Among the entries below, which lines include the string "text"? Show each one.

### DATA ###

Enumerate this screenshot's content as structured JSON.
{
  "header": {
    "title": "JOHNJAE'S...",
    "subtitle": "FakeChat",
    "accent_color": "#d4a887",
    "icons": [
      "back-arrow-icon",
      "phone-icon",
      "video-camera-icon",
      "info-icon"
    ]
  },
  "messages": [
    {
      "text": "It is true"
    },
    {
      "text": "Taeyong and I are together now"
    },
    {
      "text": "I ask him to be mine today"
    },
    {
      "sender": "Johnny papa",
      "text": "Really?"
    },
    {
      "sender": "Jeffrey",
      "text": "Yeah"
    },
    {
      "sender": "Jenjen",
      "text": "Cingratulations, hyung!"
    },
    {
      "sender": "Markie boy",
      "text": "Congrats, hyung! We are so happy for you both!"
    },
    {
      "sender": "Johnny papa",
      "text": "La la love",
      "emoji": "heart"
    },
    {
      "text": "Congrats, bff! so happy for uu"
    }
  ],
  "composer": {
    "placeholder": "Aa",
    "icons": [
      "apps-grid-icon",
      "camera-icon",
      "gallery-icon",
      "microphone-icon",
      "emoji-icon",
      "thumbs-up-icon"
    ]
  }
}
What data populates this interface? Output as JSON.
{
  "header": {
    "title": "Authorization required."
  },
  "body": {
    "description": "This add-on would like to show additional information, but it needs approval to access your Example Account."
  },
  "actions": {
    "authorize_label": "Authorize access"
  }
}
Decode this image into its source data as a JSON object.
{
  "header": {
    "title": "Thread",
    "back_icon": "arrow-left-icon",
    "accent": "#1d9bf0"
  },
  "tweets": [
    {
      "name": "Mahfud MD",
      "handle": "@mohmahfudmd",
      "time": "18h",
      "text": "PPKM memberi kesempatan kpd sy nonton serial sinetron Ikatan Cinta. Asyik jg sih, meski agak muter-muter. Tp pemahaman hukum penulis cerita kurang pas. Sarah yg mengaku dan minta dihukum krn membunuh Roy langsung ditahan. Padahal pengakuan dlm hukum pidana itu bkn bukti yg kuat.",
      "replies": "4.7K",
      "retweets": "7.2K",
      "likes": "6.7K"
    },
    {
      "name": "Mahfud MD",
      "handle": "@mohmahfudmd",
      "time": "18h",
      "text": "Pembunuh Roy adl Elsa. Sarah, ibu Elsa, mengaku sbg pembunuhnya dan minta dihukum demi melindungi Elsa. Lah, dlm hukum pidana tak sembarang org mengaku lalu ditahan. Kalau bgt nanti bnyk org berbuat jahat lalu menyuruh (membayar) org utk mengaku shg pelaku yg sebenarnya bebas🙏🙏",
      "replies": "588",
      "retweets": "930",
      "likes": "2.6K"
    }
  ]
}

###

#### TASK SOLUTION:
      "text": "It is true"
      "text": "Taeyong and I are together now"
      "text": "I ask him to be mine today"
      "text": "Really?"
      "text": "Yeah"
      "text": "Cingratulations, hyung!"
      "text": "Congrats, hyung! We are so happy for you both!"
      "text": "La la love",
      "text": "Congrats, bff! so happy for uu"
      "text": "PPKM memberi kesempatan kpd sy nonton serial sinetron Ikatan Cinta. Asyik jg sih, meski agak muter-muter. Tp pemahaman hukum penulis cerita kurang pas. Sarah yg mengaku dan minta dihukum krn membunuh Roy langsung ditahan. Padahal pengakuan dlm hukum pidana itu bkn bukti yg kuat.",
      "text": "Pembunuh Roy adl Elsa. Sarah, ibu Elsa, mengaku sbg pembunuhnya dan minta dihukum demi melindungi Elsa. Lah, dlm hukum pidana tak sembarang org mengaku lalu ditahan. Kalau bgt nanti bnyk org berbuat jahat lalu menyuruh (membayar) org utk mengaku shg pelaku yg sebenarnya bebas🙏🙏",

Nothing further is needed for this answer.